Eye surgery commonly referred to as ophthalmology is a field of medical expertise dedicated to the diagnosis and treatment of eye conditions that can lead to visual impairment or vision loss, including disease and injuries.
Ophthalmologists can prescribe medication and utilize microscopic surgery techniques to treat a range of eye problems. Becoming an eye surgeon requires a high degree of surgical skill and excellent hand-to-eye coordination.
Training to become an eye surgeon typically requires the completion of a medical degree, followed by three years of post-graduate study and an ophthalmology internship spanning a minimum of one year.
What Does an Ophthalmology Residency Cover?
Primary ophthalmology prepares eye surgeons to treat basic cases of glaucoma and cataracts. Students then branch out into other specialties, including neuro-ophthalmology, treatment of eye conditions caused by neurological disorders.
Other sections focus on retinal and vitreous disease, plus the study of advanced glaucoma treatment, corneal transplantation, and refractive eye surgery, which enables eye surgeons to correct poor vision.
Ophthalmology students also cover pediatric eye surgery, treating conditions such as strabismus otherwise known as “crossed eyes” in children. Another field of study includes training to become a LASIK eye surgeon.
For those interested in studying ophthalmology, finding the right eye surgeon college is a crucial step in ensuring your success in this field of surgical medicine. There are many excellent eye surgeon colleges in the United States, a few of which we have listed here.
Yale’s Ophthalmology & Visual Sciences department offers a three-year eye surgery program. In the first year, students will staff ophthalmology wards at the West Haven VA Medical Center and the Yale-New Haven Hospital Clinic and Consult Service, covering specialties like ophthalmic plastic surgery, pathology, and oncology, as well as neuro-ophthalmology and pediatric ophthalmology.
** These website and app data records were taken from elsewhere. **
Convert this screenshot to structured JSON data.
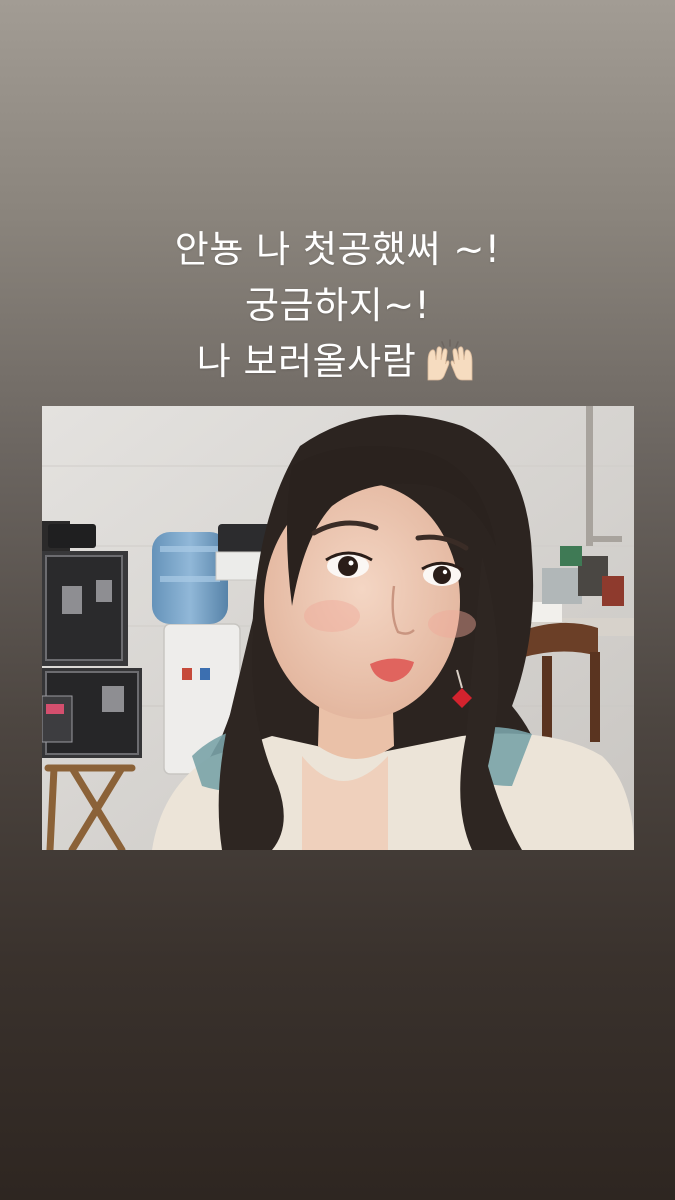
{
  "story": {
    "caption_lines": [
      "안뇽 나 첫공했써 ~!",
      "궁금하지~!",
      "나 보러올사람"
    ],
    "caption_emoji": "raised-hands-emoji",
    "photo_icon": "selfie-photo"
  },
  "colors": {
    "background_top": "#a29c94",
    "background_bottom": "#2e2621",
    "caption_text": "#ffffff"
  }
}
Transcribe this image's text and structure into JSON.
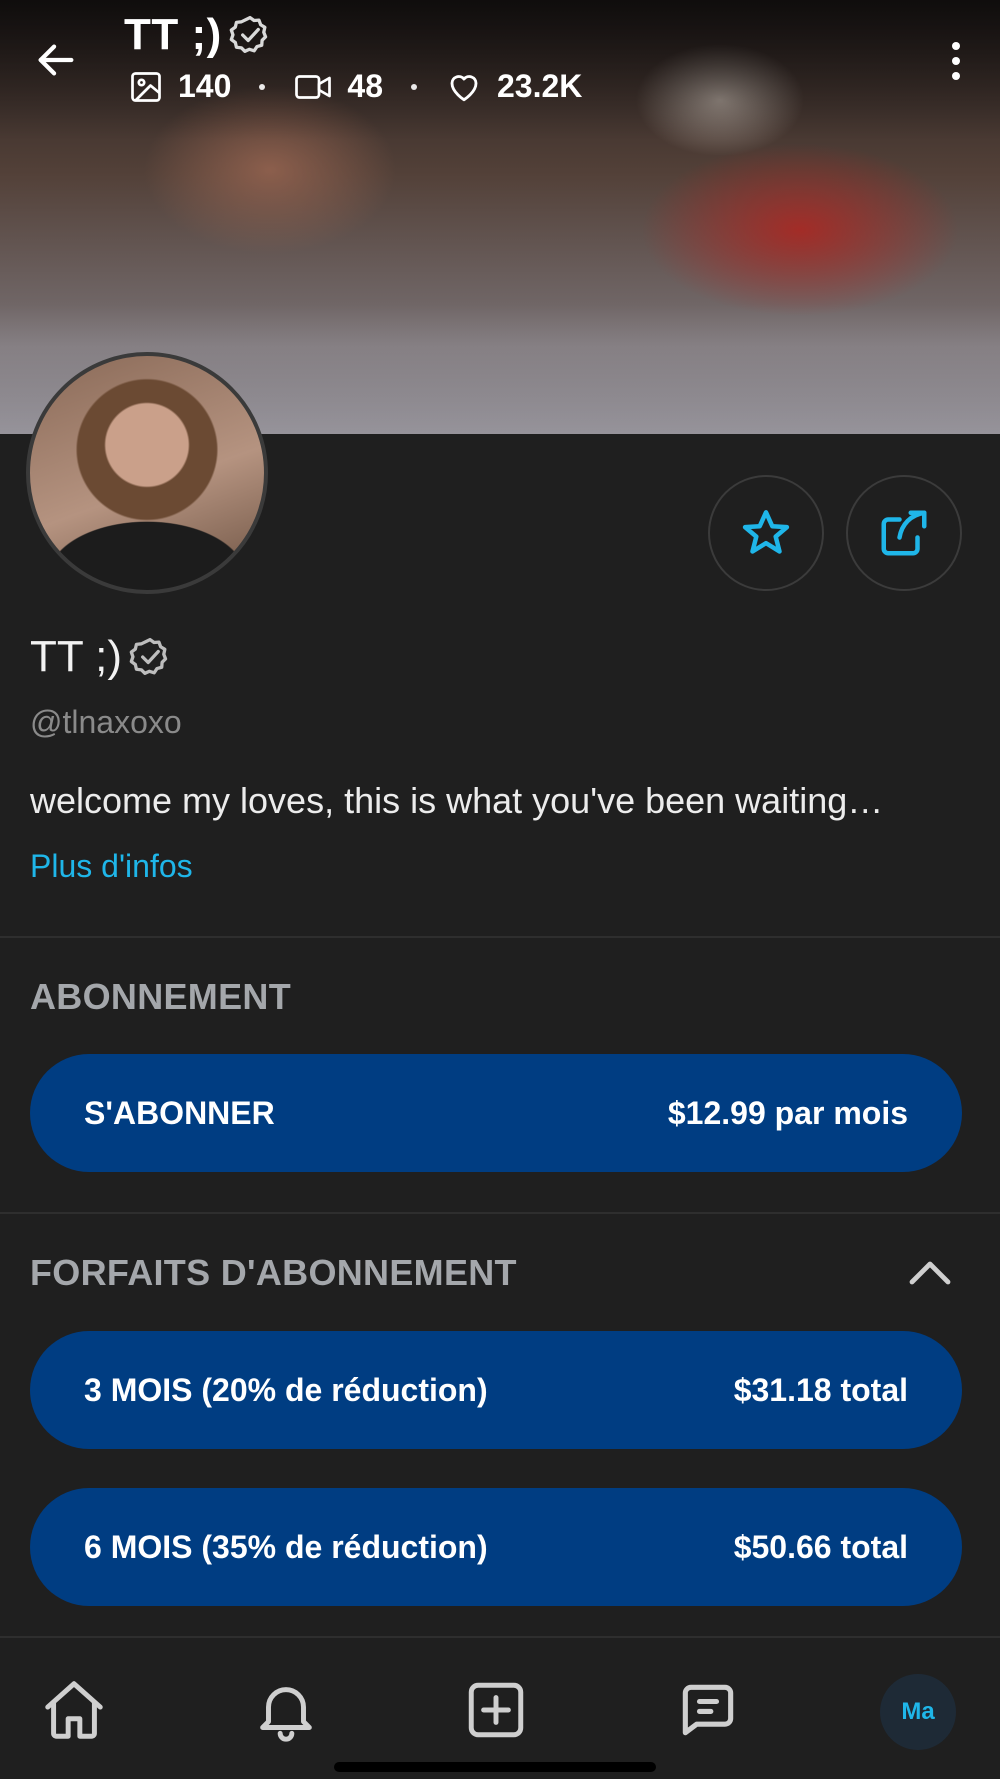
{
  "header": {
    "title": "TT ;)",
    "stats": {
      "photos": "140",
      "videos": "48",
      "likes": "23.2K"
    }
  },
  "profile": {
    "name": "TT ;)",
    "handle": "@tlnaxoxo",
    "bio": "welcome my loves, this is what you've been waiting…",
    "more_link": "Plus d'infos"
  },
  "subscription": {
    "section_title": "ABONNEMENT",
    "button_label": "S'ABONNER",
    "button_price": "$12.99 par mois"
  },
  "bundles": {
    "section_title": "FORFAITS D'ABONNEMENT",
    "items": [
      {
        "label": "3 MOIS (20% de réduction)",
        "price": "$31.18 total"
      },
      {
        "label": "6 MOIS (35% de réduction)",
        "price": "$50.66 total"
      }
    ]
  },
  "nav": {
    "avatar_initials": "Ma"
  },
  "colors": {
    "accent": "#1fb6e9",
    "pill": "#003d82",
    "background": "#1f1f1f"
  },
  "icons": [
    "back-arrow-icon",
    "verified-icon",
    "image-icon",
    "video-icon",
    "heart-icon",
    "more-vertical-icon",
    "star-icon",
    "share-icon",
    "chevron-up-icon",
    "home-icon",
    "bell-icon",
    "add-square-icon",
    "message-icon"
  ]
}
First-year students will also take the lead on a range of surgical procedures such as strabismus surgeries, anterior segment and glaucoma laser procedures, ophthalmic plastic surgery including temporal artery biopsy, blepharoplasty, ptosis repair, lid tumor resection, lid laceration repair, and intravitreal injections
During the second year, students focus on corneal and external disease, refractive surgery, vitreoretinal surgery, and glaucoma. In the third year, students treat cases of uveitis, as well as performing cataract, trabeculectomy, and pterygium surgeries and learning about advanced minimally invasive glaucoma surgeries.
2. University of Pittsburgh
The University of Pittsburgh offers one of the most renowned ophthalmology residency programs in the United States. First-year students practice at The Eye and Ear Institute, covering aspects of emergency room procedure, microbiology, refraction, and the instruments used in surgery. In the first year, residents will also perform pediatric strabismus surgery.
During the second year of the program, students focus on subsets of ophthalmology, including glaucoma, retinal conditions, corneal surgery, and neuro-ophthalmology. Second-year residents will also begin to treat patients under direct supervision. Additionally, they will learn about microsurgery and intraocular surgery, as well as ophthalmic pathology.
Third-year residents will see patients at clinics at the University Hospital, the Veterans Administration Hospital in Albuquerque, and a 10-12-week residency at the University of New Mexico. Students act as primary surgeon in all cases that require surgical intervention, covering advanced pediatric and cataract procedures.
3. Stanford University
Stanford’s three-year ophthalmology program covers all major ocular diseases, providing students with the knowledge to diagnose, treat, and prevent them. Students typically split their time between Stanford University Hospital & Clinics, the Veterans Administration Medical Center in Palo Alto, and The Santa Clara Valley Medical Center.
First-year students receive one-to-one training from advanced residents and faculty members. They will learn about basic clinical care, suturing, and how to use ophthalmic imaging equipment. They will also perform basic surgical procedures.
After a month-long refresher course, second-year students dive into the fields of uveitis, glaucoma, and pediatric ophthalmology, as well as corneal and retinal surgery. Third-year residents head to The Byers Eye Institute at Stanford University Hospital, performing countless eye surgeries as the primary surgeon.
The United States is home to dozens of fantastic ophthalmology departments where a graduate can study to become a talented eye surgeon in a nurturing and exciting educational environment. Each ophthalmology department has detailed information about its program online to help you make the right choice.